BEGIN

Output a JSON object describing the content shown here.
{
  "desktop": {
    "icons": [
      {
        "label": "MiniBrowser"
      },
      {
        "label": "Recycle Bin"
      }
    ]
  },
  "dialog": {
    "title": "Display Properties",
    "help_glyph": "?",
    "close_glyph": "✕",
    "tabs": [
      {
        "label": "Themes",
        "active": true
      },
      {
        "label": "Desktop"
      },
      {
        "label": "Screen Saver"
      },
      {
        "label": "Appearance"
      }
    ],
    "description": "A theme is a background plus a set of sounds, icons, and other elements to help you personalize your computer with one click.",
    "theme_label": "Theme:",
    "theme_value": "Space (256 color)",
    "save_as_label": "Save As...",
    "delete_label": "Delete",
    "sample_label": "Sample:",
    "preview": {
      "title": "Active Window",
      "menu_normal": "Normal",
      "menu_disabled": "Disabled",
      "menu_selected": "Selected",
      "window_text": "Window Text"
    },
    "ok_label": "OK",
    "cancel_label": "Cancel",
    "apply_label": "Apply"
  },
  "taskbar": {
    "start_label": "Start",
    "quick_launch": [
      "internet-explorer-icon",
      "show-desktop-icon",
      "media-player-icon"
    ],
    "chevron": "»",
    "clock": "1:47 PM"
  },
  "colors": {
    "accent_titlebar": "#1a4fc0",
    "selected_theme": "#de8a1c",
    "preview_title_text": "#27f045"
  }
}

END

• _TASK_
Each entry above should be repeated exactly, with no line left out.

• _EXERCISE SOLUTION_
Output a JSON object describing the content shown here.
{
  "desktop": {
    "icons": [
      {
        "label": "MiniBrowser"
      },
      {
        "label": "Recycle Bin"
      }
    ]
  },
  "dialog": {
    "title": "Display Properties",
    "help_glyph": "?",
    "close_glyph": "✕",
    "tabs": [
      {
        "label": "Themes",
        "active": true
      },
      {
        "label": "Desktop"
      },
      {
        "label": "Screen Saver"
      },
      {
        "label": "Appearance"
      }
    ],
    "description": "A theme is a background plus a set of sounds, icons, and other elements to help you personalize your computer with one click.",
    "theme_label": "Theme:",
    "theme_value": "Space (256 color)",
    "save_as_label": "Save As...",
    "delete_label": "Delete",
    "sample_label": "Sample:",
    "preview": {
      "title": "Active Window",
      "menu_normal": "Normal",
      "menu_disabled": "Disabled",
      "menu_selected": "Selected",
      "window_text": "Window Text"
    },
    "ok_label": "OK",
    "cancel_label": "Cancel",
    "apply_label": "Apply"
  },
  "taskbar": {
    "start_label": "Start",
    "quick_launch": [
      "internet-explorer-icon",
      "show-desktop-icon",
      "media-player-icon"
    ],
    "chevron": "»",
    "clock": "1:47 PM"
  },
  "colors": {
    "accent_titlebar": "#1a4fc0",
    "selected_theme": "#de8a1c",
    "preview_title_text": "#27f045"
  }
}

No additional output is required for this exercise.